:: What you will do ::
Every record must be repeated exactly, with no omission.

Stored records
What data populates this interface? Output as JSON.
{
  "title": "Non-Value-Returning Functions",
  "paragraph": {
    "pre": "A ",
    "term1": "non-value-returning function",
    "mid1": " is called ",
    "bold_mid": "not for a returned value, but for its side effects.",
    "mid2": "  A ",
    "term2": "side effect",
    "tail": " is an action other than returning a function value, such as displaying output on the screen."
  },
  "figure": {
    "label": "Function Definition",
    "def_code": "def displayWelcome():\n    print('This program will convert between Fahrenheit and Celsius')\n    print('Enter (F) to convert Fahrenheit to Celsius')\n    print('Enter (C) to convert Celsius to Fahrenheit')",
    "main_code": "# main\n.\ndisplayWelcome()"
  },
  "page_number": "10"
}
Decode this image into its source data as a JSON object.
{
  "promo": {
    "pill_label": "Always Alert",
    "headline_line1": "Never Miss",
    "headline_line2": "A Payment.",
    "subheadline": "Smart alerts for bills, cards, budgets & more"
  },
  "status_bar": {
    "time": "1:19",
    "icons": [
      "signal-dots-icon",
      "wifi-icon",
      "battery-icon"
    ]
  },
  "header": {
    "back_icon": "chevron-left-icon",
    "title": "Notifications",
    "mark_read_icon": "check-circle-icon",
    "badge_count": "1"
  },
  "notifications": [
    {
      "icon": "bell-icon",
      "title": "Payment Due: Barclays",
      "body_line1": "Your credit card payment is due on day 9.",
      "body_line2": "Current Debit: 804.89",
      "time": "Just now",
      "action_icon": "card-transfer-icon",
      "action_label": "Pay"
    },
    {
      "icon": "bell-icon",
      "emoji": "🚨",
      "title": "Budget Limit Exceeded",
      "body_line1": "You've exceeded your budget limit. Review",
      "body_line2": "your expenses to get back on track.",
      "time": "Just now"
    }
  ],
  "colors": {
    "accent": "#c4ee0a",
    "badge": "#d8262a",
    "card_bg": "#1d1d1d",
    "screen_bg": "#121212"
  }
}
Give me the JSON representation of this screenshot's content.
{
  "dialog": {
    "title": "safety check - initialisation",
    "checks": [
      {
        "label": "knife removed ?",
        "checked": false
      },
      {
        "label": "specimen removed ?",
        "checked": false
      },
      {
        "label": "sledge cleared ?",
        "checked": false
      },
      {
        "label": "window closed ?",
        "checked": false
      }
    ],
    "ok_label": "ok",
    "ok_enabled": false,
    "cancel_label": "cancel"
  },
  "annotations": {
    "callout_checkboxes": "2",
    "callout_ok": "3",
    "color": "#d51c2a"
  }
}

:: Solution ::
What data populates this interface? Output as JSON.
{
  "title": "Non-Value-Returning Functions",
  "paragraph": {
    "pre": "A ",
    "term1": "non-value-returning function",
    "mid1": " is called ",
    "bold_mid": "not for a returned value, but for its side effects.",
    "mid2": "  A ",
    "term2": "side effect",
    "tail": " is an action other than returning a function value, such as displaying output on the screen."
  },
  "figure": {
    "label": "Function Definition",
    "def_code": "def displayWelcome():\n    print('This program will convert between Fahrenheit and Celsius')\n    print('Enter (F) to convert Fahrenheit to Celsius')\n    print('Enter (C) to convert Celsius to Fahrenheit')",
    "main_code": "# main\n.\ndisplayWelcome()"
  },
  "page_number": "10"
}
Decode this image into its source data as a JSON object.
{
  "promo": {
    "pill_label": "Always Alert",
    "headline_line1": "Never Miss",
    "headline_line2": "A Payment.",
    "subheadline": "Smart alerts for bills, cards, budgets & more"
  },
  "status_bar": {
    "time": "1:19",
    "icons": [
      "signal-dots-icon",
      "wifi-icon",
      "battery-icon"
    ]
  },
  "header": {
    "back_icon": "chevron-left-icon",
    "title": "Notifications",
    "mark_read_icon": "check-circle-icon",
    "badge_count": "1"
  },
  "notifications": [
    {
      "icon": "bell-icon",
      "title": "Payment Due: Barclays",
      "body_line1": "Your credit card payment is due on day 9.",
      "body_line2": "Current Debit: 804.89",
      "time": "Just now",
      "action_icon": "card-transfer-icon",
      "action_label": "Pay"
    },
    {
      "icon": "bell-icon",
      "emoji": "🚨",
      "title": "Budget Limit Exceeded",
      "body_line1": "You've exceeded your budget limit. Review",
      "body_line2": "your expenses to get back on track.",
      "time": "Just now"
    }
  ],
  "colors": {
    "accent": "#c4ee0a",
    "badge": "#d8262a",
    "card_bg": "#1d1d1d",
    "screen_bg": "#121212"
  }
}
Give me the JSON representation of this screenshot's content.
{
  "dialog": {
    "title": "safety check - initialisation",
    "checks": [
      {
        "label": "knife removed ?",
        "checked": false
      },
      {
        "label": "specimen removed ?",
        "checked": false
      },
      {
        "label": "sledge cleared ?",
        "checked": false
      },
      {
        "label": "window closed ?",
        "checked": false
      }
    ],
    "ok_label": "ok",
    "ok_enabled": false,
    "cancel_label": "cancel"
  },
  "annotations": {
    "callout_checkboxes": "2",
    "callout_ok": "3",
    "color": "#d51c2a"
  }
}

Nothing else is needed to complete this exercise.